Comment by Chris Snell (chrissnell) - Thursday, 14 June 2018, 03:38 GMT
I just booted back into the troublesome kernel, experienced the issues, and then combed through the logs. I see nothing of interest in the systemd journal, nor in the Xorg server logs. Even 'synclient' seems to be able to query the Trackpad parameters--it's just that the trackpad stopped working.

I'm happy to do any debugging that you might need. Let me know how I can help!
Comment by loqs (loqs) - Thursday, 14 June 2018, 17:08 GMT Comment by Chris Snell (chrissnell) - Thursday, 14 June 2018, 19:13 GMT
@loqs, yes, building/installing/booting that kernel package with 4.16.15 produces the same issues.

I noticed something interesting about the symptoms: the Trackpad actually *does* work, but only the rightmost 1/2" responds to touch. Most of the trackpad is dead. I noticed a few recent commits in 4.16.4 related to trackpad identification that might be relevant.

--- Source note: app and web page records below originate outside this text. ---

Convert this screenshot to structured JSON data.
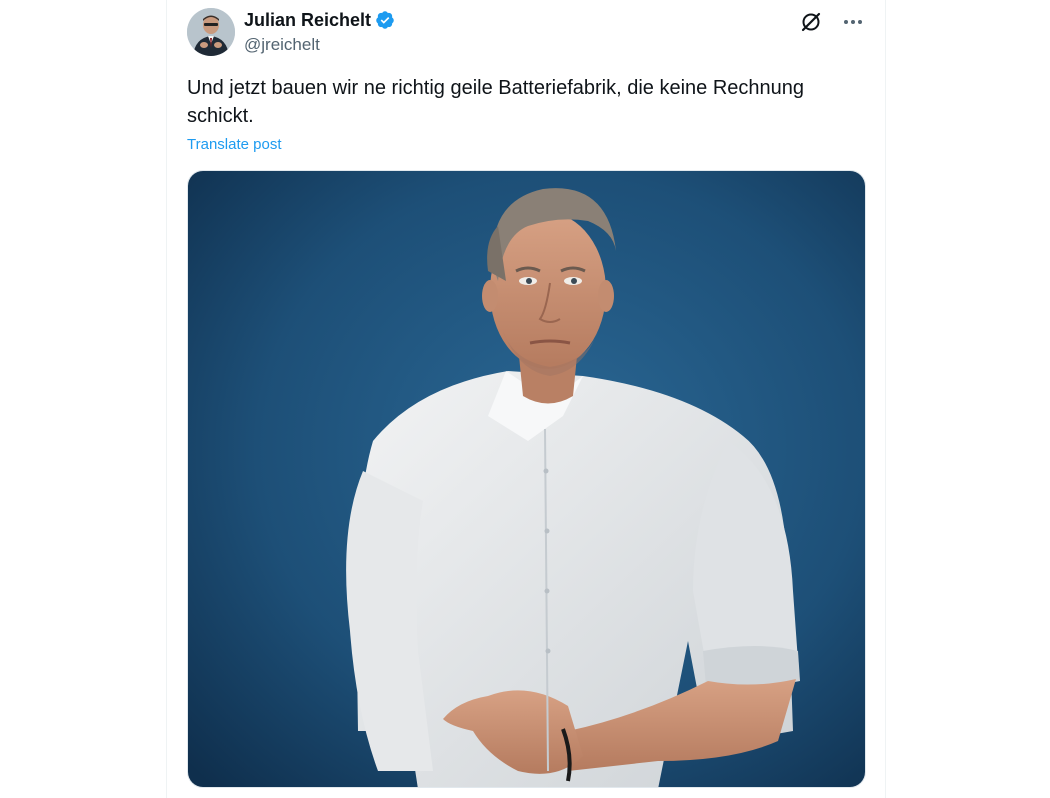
{
  "post": {
    "author": {
      "display_name": "Julian Reichelt",
      "handle": "@jreichelt",
      "verified": true,
      "avatar_icon": "avatar-photo"
    },
    "text": "Und jetzt bauen wir ne richtig geile Batteriefabrik, die keine Rechnung schickt.",
    "translate_label": "Translate post",
    "actions": {
      "grok_icon": "grok-icon",
      "more_icon": "more-horizontal-icon"
    },
    "media": {
      "type": "photo",
      "description_icon": "photo-man-white-shirt"
    }
  },
  "colors": {
    "text_primary": "#0f1419",
    "text_secondary": "#536471",
    "link": "#1d9bf0",
    "verified": "#1d9bf0",
    "photo_background": "#1d4f77"
  }
}
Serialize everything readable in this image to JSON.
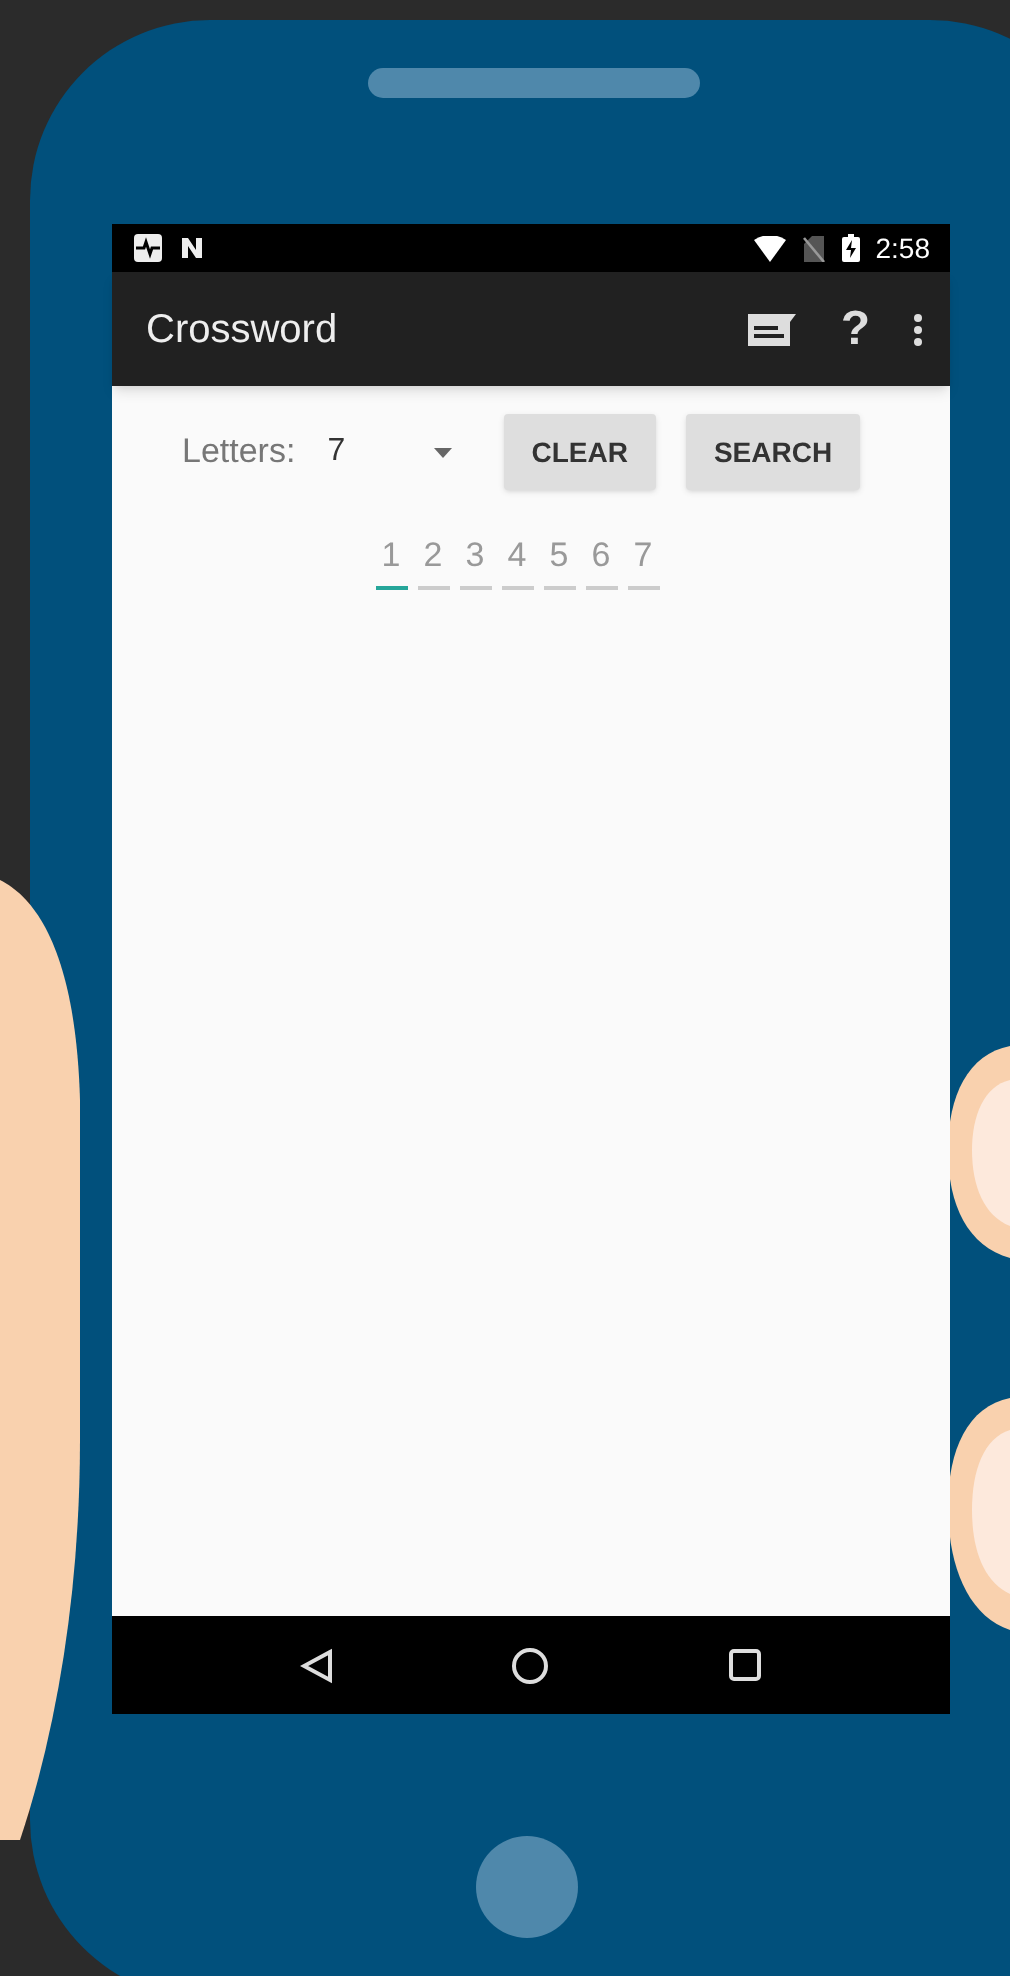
{
  "status_bar": {
    "time": "2:58"
  },
  "toolbar": {
    "title": "Crossword",
    "actions": [
      {
        "kind": "message"
      },
      {
        "kind": "help",
        "glyph": "?"
      },
      {
        "kind": "overflow"
      }
    ]
  },
  "controls": {
    "letters_label": "Letters:",
    "letters_value": "7",
    "buttons": [
      "CLEAR",
      "SEARCH"
    ]
  },
  "letter_fields": [
    {
      "placeholder": "1",
      "selected": true
    },
    {
      "placeholder": "2",
      "selected": false
    },
    {
      "placeholder": "3",
      "selected": false
    },
    {
      "placeholder": "4",
      "selected": false
    },
    {
      "placeholder": "5",
      "selected": false
    },
    {
      "placeholder": "6",
      "selected": false
    },
    {
      "placeholder": "7",
      "selected": false
    }
  ]
}
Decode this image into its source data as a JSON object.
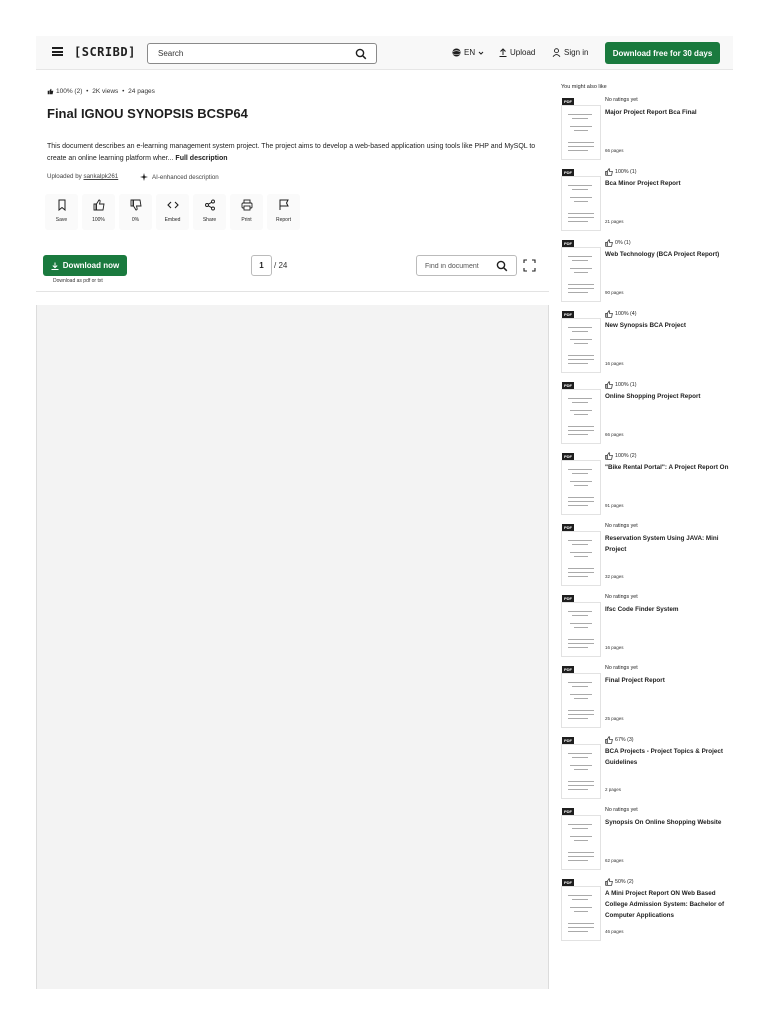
{
  "header": {
    "logo": "[SCRIBD]",
    "search_placeholder": "Search",
    "language": "EN",
    "upload": "Upload",
    "signin": "Sign in",
    "cta": "Download free for 30 days"
  },
  "doc": {
    "meta_rating": "100% (2)",
    "meta_views": "2K views",
    "meta_pages": "24 pages",
    "title": "Final IGNOU SYNOPSIS BCSP64",
    "description": "This document describes an e-learning management system project. The project aims to develop a web-based application using tools like PHP and MySQL to create an online learning platform wher...",
    "full_description": "Full description",
    "uploaded_by_label": "Uploaded by",
    "uploader": "sankalpk261",
    "ai_label": "AI-enhanced description"
  },
  "actions": [
    {
      "label": "Save",
      "icon": "bookmark-icon"
    },
    {
      "label": "100%",
      "icon": "thumbs-up-icon"
    },
    {
      "label": "0%",
      "icon": "thumbs-down-icon"
    },
    {
      "label": "Embed",
      "icon": "code-icon"
    },
    {
      "label": "Share",
      "icon": "share-icon"
    },
    {
      "label": "Print",
      "icon": "print-icon"
    },
    {
      "label": "Report",
      "icon": "flag-icon"
    }
  ],
  "download": {
    "label": "Download now",
    "sub": "Download as pdf or txt"
  },
  "pager": {
    "current": "1",
    "total": "/ 24",
    "find_placeholder": "Find in document"
  },
  "sidebar": {
    "title": "You might also like",
    "items": [
      {
        "rating": "No ratings yet",
        "liked": false,
        "title": "Major Project Report Bca Final",
        "pages": "66 pages"
      },
      {
        "rating": "100% (1)",
        "liked": true,
        "title": "Bca Minor Project Report",
        "pages": "21 pages"
      },
      {
        "rating": "0% (1)",
        "liked": true,
        "title": "Web Technology (BCA Project Report)",
        "pages": "90 pages"
      },
      {
        "rating": "100% (4)",
        "liked": true,
        "title": "New Synopsis BCA Project",
        "pages": "16 pages"
      },
      {
        "rating": "100% (1)",
        "liked": true,
        "title": "Online Shopping Project Report",
        "pages": "66 pages"
      },
      {
        "rating": "100% (2)",
        "liked": true,
        "title": "\"Bike Rental Portal\": A Project Report On",
        "pages": "91 pages"
      },
      {
        "rating": "No ratings yet",
        "liked": false,
        "title": "Reservation System Using JAVA: Mini Project",
        "pages": "32 pages"
      },
      {
        "rating": "No ratings yet",
        "liked": false,
        "title": "Ifsc Code Finder System",
        "pages": "16 pages"
      },
      {
        "rating": "No ratings yet",
        "liked": false,
        "title": "Final Project Report",
        "pages": "25 pages"
      },
      {
        "rating": "67% (3)",
        "liked": true,
        "title": "BCA Projects - Project Topics & Project Guidelines",
        "pages": "2 pages"
      },
      {
        "rating": "No ratings yet",
        "liked": false,
        "title": "Synopsis On Online Shopping Website",
        "pages": "62 pages"
      },
      {
        "rating": "50% (2)",
        "liked": true,
        "title": "A Mini Project Report ON Web Based College Admission System: Bachelor of Computer Applications",
        "pages": "46 pages"
      }
    ]
  },
  "colors": {
    "brand_green": "#1a7a3e",
    "text": "#1e1e1e"
  }
}
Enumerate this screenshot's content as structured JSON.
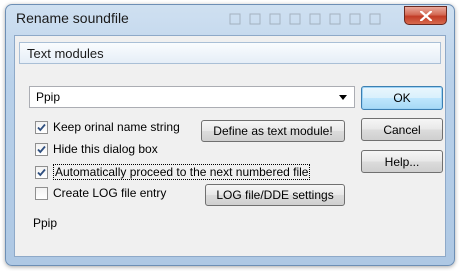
{
  "window": {
    "title": "Rename soundfile",
    "close_label": "×"
  },
  "group": {
    "title": "Text modules"
  },
  "combo": {
    "value": "Ppip"
  },
  "checkboxes": [
    {
      "label": "Keep orinal name string",
      "checked": true
    },
    {
      "label": "Hide this dialog box",
      "checked": true
    },
    {
      "label": "Automatically proceed to the next numbered file",
      "checked": true
    },
    {
      "label": "Create LOG file entry",
      "checked": false
    }
  ],
  "buttons": {
    "ok": "OK",
    "cancel": "Cancel",
    "help": "Help...",
    "define_text_module": "Define as text module!",
    "log_settings": "LOG file/DDE settings"
  },
  "status": {
    "text": "Ppip"
  },
  "icons": {
    "close": "close-icon",
    "dropdown": "chevron-down-icon",
    "check": "checkmark-icon"
  }
}
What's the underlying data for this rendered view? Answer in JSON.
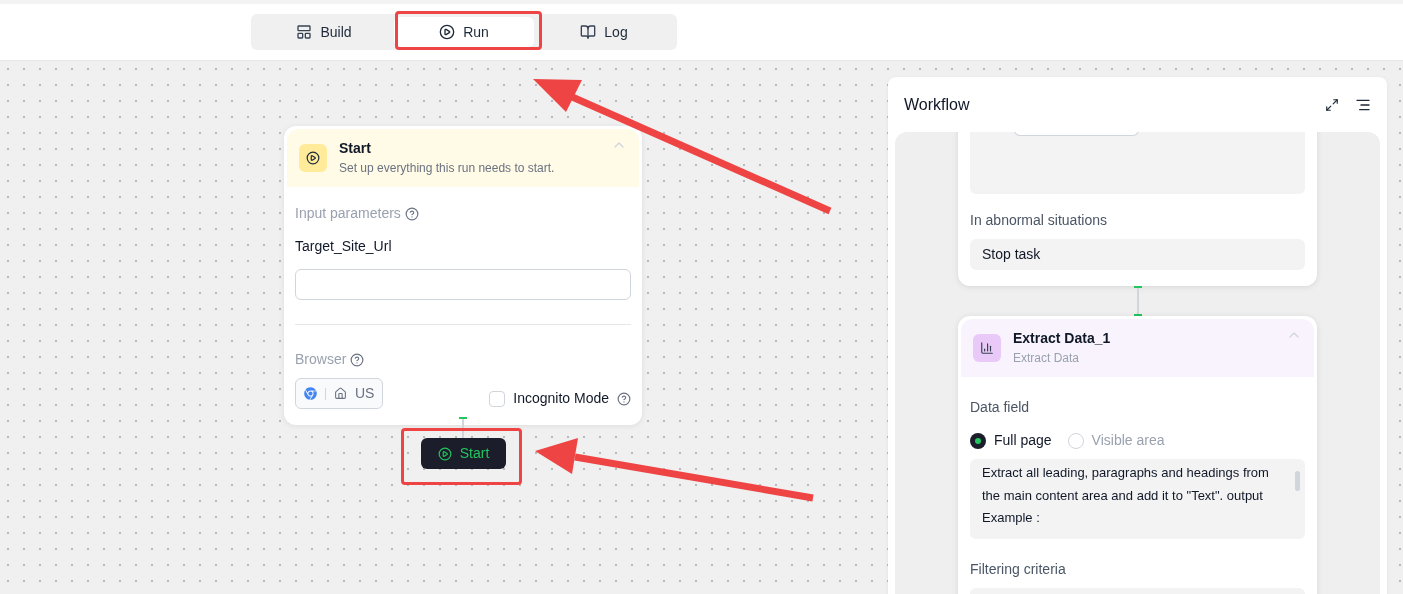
{
  "tabs": [
    {
      "label": "Build",
      "kind": "build",
      "selected": false
    },
    {
      "label": "Run",
      "kind": "run",
      "selected": true
    },
    {
      "label": "Log",
      "kind": "log",
      "selected": false
    }
  ],
  "start_node": {
    "title": "Start",
    "subtitle": "Set up everything this run needs to start.",
    "input_label": "Input parameters",
    "param_name": "Target_Site_Url",
    "browser_label": "Browser",
    "browser_region": "US",
    "incognito": {
      "label": "Incognito Mode",
      "checked": false
    }
  },
  "run_button": {
    "label": "Start"
  },
  "workflow": {
    "title": "Workflow",
    "steps": [
      {
        "kind": "visit",
        "abnormal_label": "In abnormal situations",
        "abnormal_value": "Stop task"
      },
      {
        "kind": "extract",
        "title": "Extract Data_1",
        "subtitle": "Extract Data",
        "data_field_label": "Data field",
        "options": [
          {
            "label": "Full page",
            "selected": true
          },
          {
            "label": "Visible area",
            "selected": false
          }
        ],
        "prompt": "Extract all leading, paragraphs and headings from the main content area and add it to \"Text\". output Example :",
        "filter_label": "Filtering criteria"
      }
    ]
  }
}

Comment by loqs (loqs) - Thursday, 14 June 2018, 19:24 GMT
I would suggest trying 4.17.1-1 from testing see if that has the same issue. If it does you could bisect between 4.16 and 4.17 or 4.16.13 and 4.16.15 and find the bad commit.
Comment by Chris Snell (chrissnell) - Thursday, 14 June 2018, 23:21 GMT
Is there a way to bisect kernel commits but still use the Arch Build System for building the kernel packages? I know that I could build a kernel the old fashioned way, by hand, in my home directory...but this is a work laptop and I need to be able to get it running again quickly when things fail.
Comment by Eli Schwartz (eschwartz) - Friday, 15 June 2018, 03:26 GMT
The general process is discussed in
Comment by Chris Snell (chrissnell) - Friday, 15 June 2018, 03:52 GMT
I'm pretty comfortable with git bisect but unfamiliar with building *packaged* kernels from git. As I understand it, the packaged version (i.e. built with makepkg) uses a source tarball from I suppose that I will have to build by hand instead unless there is a "linux-git" style kernel package somewhere. EDIT: There is a linux-git AUR package. I'll give that a shot.
Comment by loqs (loqs) - Friday, 15 June 2018, 07:31 GMT I would suggest starting a topic on the kernel forum if you have issues with the bisection
Comment by Chris Snell (chrissnell) - Saturday, 16 June 2018, 03:33 GMT
I figured out the problem. Somewhere between these kernels, the ThinkPad X1 Carbon gen5's Synaptics touchpad was enabled for the new "RMI4" driver. When this happened, synclient(1) broke or no longer worked in the same way. I had a call to synclient in my Xorg startup like this:

# Desensitize touchpad around edges
synclient AreaLeftEdge=1800 AreaRightEdge=5200 AreaBottomEdge=5000

Commenting this out "fixes" the problem but now I'm left with an overly-sensitive touchpad that's prone to palm-caused mouse movements.

So.... I think we have two bugs now: a synclient bug and a documentation bug. Should I close this and open a new bug for synclient?
Comment by Chris Snell (chrissnell) - Saturday, 16 June 2018, 03:46 GMT
Figured this out: the RMI4 drivers apparently changed the scale of synclient's touchpad dimensions. Whereas my pad was around 7000 "units" wide with the old driver, under the new RMI4 driver, it's around 1860 units. Thus, "synclient AreaLeftEdge=1800" sets the left edge almost near the physical right edge of the trackpad.

I have an upstream bug to determine if this is the intended behavior going forward:

If this new scale is here to stay, the wiki should get updated because users with hardcoded synclient tweaks will almost certainly run into problems with this new driver.
Comment by Jan Steffens (heftig) - Monday, 18 June 2018, 14:22 GMT
Have you tried the xf86-input-libinput driver? It does (different) palm detection.
Comment by Chris Snell (chrissnell) - Monday, 18 June 2018, 14:27 GMT
I haven't. Everything seems to be working fine with the synaptics driver now that I have removed the synclient tweeks from my WM startup script. However, I can see this causing problems for users so I'd like to either get a) the scale of the trackpad edge adjustments reverted to where it was on the older driver or b) docs updated to warn users about the changes.